Crowdfunding is gaining a lot of press. The SEC has finally come out with proposed rules and regulations to allow companies to raise growth equity through crowdfunding. But is that the answer for most entrepreneurs in search of capital?
It’s very important to distinguish between “investment crowdfunding” and “direct investor solicitation”. Most people think of Kickstarter or similar web sites when thinking of “crowdfunding”. On these sites, an entrepreneur may raise some capital as donations, giving investors back product or other promotions, but not equity in the company. Generally the amounts raised are small.
“Investment crowdfunding” rules were just issued by the SEC in October and won’t be effective until May 2016. In investment crowdfunding, companies will be able to raise up to $1 million per year, and unaccredited as well as accredited investors can participate.
While that’s a move forward and will surely seed a lot of companies, most existing companies that have proven concepts need more than $1 million in $5,000 or $10,000 increments.
The JOBS Act also opened the door for “direct investor solicitation”. Before the law changed, companies could not “solicit” for investment.
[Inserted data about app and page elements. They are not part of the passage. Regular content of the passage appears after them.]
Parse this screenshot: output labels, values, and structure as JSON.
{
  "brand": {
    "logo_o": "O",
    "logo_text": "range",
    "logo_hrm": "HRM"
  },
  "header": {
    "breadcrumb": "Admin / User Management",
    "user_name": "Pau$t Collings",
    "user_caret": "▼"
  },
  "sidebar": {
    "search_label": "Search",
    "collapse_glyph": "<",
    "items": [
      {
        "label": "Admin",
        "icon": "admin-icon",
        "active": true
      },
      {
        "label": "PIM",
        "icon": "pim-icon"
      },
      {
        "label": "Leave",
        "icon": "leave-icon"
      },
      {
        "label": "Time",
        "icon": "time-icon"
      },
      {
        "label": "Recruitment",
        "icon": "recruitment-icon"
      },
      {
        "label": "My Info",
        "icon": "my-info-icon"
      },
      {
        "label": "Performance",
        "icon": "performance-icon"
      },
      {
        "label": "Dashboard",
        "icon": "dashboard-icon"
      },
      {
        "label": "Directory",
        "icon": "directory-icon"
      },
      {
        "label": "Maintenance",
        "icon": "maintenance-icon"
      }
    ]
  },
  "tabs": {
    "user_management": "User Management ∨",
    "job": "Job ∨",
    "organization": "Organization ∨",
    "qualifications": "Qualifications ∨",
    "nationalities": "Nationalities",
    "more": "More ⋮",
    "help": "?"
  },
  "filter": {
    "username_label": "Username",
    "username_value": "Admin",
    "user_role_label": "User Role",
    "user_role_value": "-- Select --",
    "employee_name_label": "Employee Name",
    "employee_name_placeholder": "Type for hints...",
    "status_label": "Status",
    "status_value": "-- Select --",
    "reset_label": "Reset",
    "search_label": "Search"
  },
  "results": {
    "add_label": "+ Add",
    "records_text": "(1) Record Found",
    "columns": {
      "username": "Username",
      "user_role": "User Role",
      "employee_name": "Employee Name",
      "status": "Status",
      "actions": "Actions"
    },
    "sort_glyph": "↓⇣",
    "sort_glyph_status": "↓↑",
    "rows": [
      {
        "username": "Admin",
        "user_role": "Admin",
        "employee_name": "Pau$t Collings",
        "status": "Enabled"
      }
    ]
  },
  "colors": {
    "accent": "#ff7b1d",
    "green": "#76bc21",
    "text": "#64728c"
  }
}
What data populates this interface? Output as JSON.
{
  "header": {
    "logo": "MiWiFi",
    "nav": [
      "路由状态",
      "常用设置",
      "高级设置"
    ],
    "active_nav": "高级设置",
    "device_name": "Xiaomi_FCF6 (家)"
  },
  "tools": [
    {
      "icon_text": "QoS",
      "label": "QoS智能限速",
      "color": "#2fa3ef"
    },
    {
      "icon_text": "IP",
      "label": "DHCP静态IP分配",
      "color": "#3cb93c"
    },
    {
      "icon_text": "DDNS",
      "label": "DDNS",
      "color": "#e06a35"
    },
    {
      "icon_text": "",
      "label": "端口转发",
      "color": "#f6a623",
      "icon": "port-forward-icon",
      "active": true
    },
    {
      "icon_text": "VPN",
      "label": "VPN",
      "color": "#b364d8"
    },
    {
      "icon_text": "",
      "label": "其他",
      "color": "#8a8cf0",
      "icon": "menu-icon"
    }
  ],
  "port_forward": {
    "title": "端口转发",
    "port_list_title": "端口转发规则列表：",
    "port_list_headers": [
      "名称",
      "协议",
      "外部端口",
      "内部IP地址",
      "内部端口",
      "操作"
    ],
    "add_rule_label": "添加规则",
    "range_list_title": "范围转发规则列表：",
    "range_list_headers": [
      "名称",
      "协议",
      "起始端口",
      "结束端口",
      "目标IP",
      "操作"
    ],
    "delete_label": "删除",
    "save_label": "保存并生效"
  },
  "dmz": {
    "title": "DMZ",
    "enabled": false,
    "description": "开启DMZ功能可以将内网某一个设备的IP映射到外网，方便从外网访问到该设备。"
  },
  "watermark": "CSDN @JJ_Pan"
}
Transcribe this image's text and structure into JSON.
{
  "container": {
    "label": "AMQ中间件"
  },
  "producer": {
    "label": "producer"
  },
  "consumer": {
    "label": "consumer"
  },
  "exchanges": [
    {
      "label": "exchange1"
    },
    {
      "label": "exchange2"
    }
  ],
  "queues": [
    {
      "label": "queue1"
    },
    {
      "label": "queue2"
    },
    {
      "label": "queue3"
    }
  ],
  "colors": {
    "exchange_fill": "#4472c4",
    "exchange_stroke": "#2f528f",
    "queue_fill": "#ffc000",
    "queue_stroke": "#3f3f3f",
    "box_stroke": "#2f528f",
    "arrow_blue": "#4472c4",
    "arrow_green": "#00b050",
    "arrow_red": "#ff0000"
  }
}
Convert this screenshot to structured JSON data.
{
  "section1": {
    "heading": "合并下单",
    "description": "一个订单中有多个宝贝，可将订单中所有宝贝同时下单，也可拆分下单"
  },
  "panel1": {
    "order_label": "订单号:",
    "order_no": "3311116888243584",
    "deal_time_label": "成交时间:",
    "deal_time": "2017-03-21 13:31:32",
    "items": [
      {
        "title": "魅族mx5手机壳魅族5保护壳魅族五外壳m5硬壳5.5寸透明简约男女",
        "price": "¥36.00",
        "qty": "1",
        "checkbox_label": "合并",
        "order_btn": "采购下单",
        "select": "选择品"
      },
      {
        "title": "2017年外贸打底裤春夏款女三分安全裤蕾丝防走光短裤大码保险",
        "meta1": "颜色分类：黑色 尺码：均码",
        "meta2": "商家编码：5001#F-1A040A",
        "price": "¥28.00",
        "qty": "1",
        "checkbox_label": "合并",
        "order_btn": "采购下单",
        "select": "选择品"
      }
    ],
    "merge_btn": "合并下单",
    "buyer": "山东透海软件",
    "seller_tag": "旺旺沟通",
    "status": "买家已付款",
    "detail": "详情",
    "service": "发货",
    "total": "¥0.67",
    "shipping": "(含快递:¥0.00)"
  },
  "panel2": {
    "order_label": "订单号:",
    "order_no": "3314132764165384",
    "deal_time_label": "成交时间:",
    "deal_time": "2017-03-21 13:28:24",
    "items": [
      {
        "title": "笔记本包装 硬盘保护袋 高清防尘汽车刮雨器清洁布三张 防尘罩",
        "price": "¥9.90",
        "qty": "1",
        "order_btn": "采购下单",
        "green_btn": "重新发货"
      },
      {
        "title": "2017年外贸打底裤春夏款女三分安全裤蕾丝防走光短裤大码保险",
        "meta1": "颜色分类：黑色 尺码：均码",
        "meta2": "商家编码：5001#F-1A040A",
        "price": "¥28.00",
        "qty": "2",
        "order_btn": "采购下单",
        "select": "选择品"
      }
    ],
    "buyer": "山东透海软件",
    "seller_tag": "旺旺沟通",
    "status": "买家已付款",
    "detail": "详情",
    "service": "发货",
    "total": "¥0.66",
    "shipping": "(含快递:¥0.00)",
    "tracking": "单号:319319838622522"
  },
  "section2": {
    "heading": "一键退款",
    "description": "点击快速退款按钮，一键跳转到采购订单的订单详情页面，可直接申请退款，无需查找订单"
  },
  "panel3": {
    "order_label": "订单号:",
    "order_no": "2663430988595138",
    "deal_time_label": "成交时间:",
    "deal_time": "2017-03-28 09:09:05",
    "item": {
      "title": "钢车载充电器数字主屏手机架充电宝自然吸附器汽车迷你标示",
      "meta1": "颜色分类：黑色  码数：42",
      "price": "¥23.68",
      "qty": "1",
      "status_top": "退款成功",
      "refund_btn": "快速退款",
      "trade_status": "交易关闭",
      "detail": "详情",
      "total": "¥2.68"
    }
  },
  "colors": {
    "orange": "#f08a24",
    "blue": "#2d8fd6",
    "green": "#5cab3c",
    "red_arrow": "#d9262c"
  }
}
As an example, a company could not run an ad in the Wall Street Journal saying they wanted to raise $5,000,000 in equity.